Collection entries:
==========

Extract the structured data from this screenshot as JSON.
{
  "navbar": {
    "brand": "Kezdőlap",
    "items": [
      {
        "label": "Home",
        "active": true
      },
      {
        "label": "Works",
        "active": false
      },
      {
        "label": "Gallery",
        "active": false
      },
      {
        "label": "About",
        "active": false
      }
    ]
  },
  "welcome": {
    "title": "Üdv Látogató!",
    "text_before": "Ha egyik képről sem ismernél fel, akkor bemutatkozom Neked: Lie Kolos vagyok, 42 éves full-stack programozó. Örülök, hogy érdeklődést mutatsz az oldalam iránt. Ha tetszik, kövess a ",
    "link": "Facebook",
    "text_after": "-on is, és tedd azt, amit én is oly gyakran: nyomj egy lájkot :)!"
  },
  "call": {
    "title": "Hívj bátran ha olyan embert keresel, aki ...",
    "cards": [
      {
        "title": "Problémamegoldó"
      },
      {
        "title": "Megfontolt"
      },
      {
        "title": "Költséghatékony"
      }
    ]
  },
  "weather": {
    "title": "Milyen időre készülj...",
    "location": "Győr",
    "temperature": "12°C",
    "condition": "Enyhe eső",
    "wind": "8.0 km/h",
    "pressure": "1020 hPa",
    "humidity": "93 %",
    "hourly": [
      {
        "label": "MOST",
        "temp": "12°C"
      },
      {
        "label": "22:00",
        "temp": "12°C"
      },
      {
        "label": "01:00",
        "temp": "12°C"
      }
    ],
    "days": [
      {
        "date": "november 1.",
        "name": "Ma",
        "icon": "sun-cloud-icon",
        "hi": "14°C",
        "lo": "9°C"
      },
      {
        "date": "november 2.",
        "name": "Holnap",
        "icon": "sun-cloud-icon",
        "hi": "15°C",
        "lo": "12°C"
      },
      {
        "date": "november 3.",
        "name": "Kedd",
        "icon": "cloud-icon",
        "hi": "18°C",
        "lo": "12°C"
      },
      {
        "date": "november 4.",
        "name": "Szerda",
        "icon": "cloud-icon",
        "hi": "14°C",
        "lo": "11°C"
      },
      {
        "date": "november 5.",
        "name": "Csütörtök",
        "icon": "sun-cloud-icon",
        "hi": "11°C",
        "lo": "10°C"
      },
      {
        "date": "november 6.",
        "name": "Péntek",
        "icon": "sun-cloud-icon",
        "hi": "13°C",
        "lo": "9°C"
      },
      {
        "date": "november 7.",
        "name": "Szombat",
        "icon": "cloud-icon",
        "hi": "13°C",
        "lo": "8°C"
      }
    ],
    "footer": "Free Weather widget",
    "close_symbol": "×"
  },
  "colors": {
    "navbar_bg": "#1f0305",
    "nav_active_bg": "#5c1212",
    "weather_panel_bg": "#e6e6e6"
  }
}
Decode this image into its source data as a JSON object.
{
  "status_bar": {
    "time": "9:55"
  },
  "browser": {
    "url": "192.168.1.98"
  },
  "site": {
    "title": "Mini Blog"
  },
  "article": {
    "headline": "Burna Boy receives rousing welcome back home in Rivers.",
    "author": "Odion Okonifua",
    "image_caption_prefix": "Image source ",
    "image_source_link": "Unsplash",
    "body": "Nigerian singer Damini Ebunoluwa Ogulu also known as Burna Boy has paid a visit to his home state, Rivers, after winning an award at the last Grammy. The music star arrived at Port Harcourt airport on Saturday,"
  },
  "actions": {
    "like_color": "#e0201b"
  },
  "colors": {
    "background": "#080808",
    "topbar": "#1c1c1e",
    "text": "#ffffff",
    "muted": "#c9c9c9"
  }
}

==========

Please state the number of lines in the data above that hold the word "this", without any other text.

2